During her childhood in Pakistan, her father instilled in Aleeza Ajmal ’18 a dream of pursuing higher education in the U.S.
“Both of my parents work very hard to make sure that my two brothers and I live a life that they could have never imagined, by escaping societal boundaries and restrictions,” says Ajmal, a native of Islamabad and chemical engineering major.
Many Pakistani parents as not as liberal minded, she says, and don’t want their daughters to study abroad.
“Females are discouraged from pursuing engineering in general,” she adds, “because their parents think that’s a male-dominated field and that their daughters are better off not pursuing a field that requires a lot of time and effort that they can’t handle. If I go back to my own school, I want to share how studying chemical engineering is a great experience. Girls should consider studying engineering because it opens up a whole new world.”
Ajmal planned to major in economics until she took Introduction to Engineering: The Science of Small Things with James Ferri, professor of chemical engineering, in her first year. She was captivated by discussions in which students had to take positions on how to solve a problem.
“It made me really understand the process,” says Ajmal. “You have to explain what you think and defend your answer.”
In class, the 16 students designed and created a microfluidic chip, which is used to process, move, mix or separate liquids at the micro level. Smaller groups of three students each produced podcasts on different topics in chemical engineering and nanotechnology.
“The homework and exams didn’t feel like a burden, but were like an exciting game that I wanted to solve and learn,” says Ajmal.
It was exactly the kind of experience she was looking for in a liberal arts education.
“I’ve really benefited from the small classes, the discussions, the ability to do research with actual professors,” she says. “At a large university, all you have is contact with TA’s [teaching assistants]. At Lafayette, you can ask professors questions during class and stay after class if you have more questions.”
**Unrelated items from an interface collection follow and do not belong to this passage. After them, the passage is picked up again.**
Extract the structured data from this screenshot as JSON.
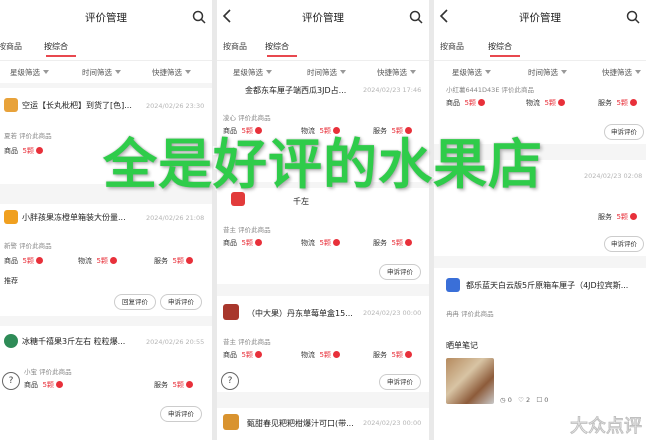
{
  "overlay_text": "全是好评的水果店",
  "watermark_text": "大众点评",
  "colors": {
    "accent": "#e8484f",
    "overlay_green": "#2fcc4a",
    "star_red": "#e8303a"
  },
  "header": {
    "title": "评价管理"
  },
  "tabs": {
    "item1": "按商品",
    "item1_cut": "按商品",
    "item2": "按综合"
  },
  "filters": {
    "star": "星级筛选",
    "time": "时间筛选",
    "quick": "快捷筛选"
  },
  "score_labels": {
    "goods": "商品",
    "logistics": "物流",
    "service": "服务",
    "five": "5颗"
  },
  "review_tag": "评价此商品",
  "buttons": {
    "reply": "回复评价",
    "appeal": "申诉评价"
  },
  "phone1": {
    "items": [
      {
        "name": "空运【长丸枇杷】到货了[色]...",
        "date": "2024/02/26 23:30",
        "user": "夏若"
      },
      {
        "name": "小胖孩果冻橙单箱装大份量...",
        "date": "2024/02/26 21:08",
        "user": "新警",
        "extra": "推荐"
      },
      {
        "name": "冰糖千禧果3斤左右 粒粒爆...",
        "date": "2024/02/26 20:55",
        "user": "小宝"
      }
    ]
  },
  "phone2": {
    "items": [
      {
        "name": "金都东车厘子端西瓜3JD占...",
        "date": "2024/02/23 17:46",
        "user": "凌心"
      },
      {
        "name": "千左",
        "date": "",
        "user": "昔主"
      },
      {
        "name": "（中大果）丹东草莓单盒15...",
        "date": "2024/02/23 00:00",
        "user": "昔主"
      },
      {
        "name": "甄甜春见粑粑柑爆汁可口(带...",
        "date": "2024/02/23 00:00",
        "user": ""
      }
    ]
  },
  "phone3": {
    "items": [
      {
        "name": "",
        "date": "",
        "user": "小红薯6441D43E"
      },
      {
        "name": "",
        "date": "2024/02/23 02:08",
        "user": ""
      },
      {
        "name": "都乐蓝天白云版5斤原箱车厘子（4JD拉宾斯...",
        "date": "",
        "user": "冉冉"
      }
    ],
    "notes_title": "晒单笔记",
    "stats": {
      "views": "0",
      "likes": "2",
      "comments": "0"
    }
  }
}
Ajmal first considered applying to Lafayette when she was thumbing through her high school yearbook and read a profile of a classmate who had received significant financial aid. She applied and received a scholarship endowed by William R. Dodds Jr. ’74.
“This scholarship has meant a lot,” she says. “I couldn’t afford to study at a prestigious college without it.”
It’s given her exceptional opportunities like participating in Technology Clinic, a two-semester course in which a student team tackles a real-world problem for a client using a variety of disciplinary perspectives. Ajmal joined students majoring in economics, biology, French, international affairs, and government & law to find ways to engage the Lafayette community with the Maker movement, which encourages people to design and create physical objects. Along the way, she created a handmade cheese press.
This past summer Ajmal conducted laboratory research with Polly Piergiovanni, professor of chemical engineering. They studied the adsorption by wool of a red dye created by the cochineal insect using different “mordants,” metal ions that help the dye stick to the wool. She will present her work at the American Institute of Chemical Engineers Annual Meeting in San Francisco in November. She plans to join another lab next summer and eventually to pursue a graduate degree in engineering.
For now, she is enthusiastic about encouraging others, particularly women and minorities, to pursue science and engineering. As president of the student group Minority Scientists and Engineers, Ajmal says women and minorities should not be intimidated when confronting difficult material.
“You have to keep on pursuing that field and not lose confidence,” she says. “Other students may be better prepared and have a better background, but do not compare yourself to them. Keep on pushing.”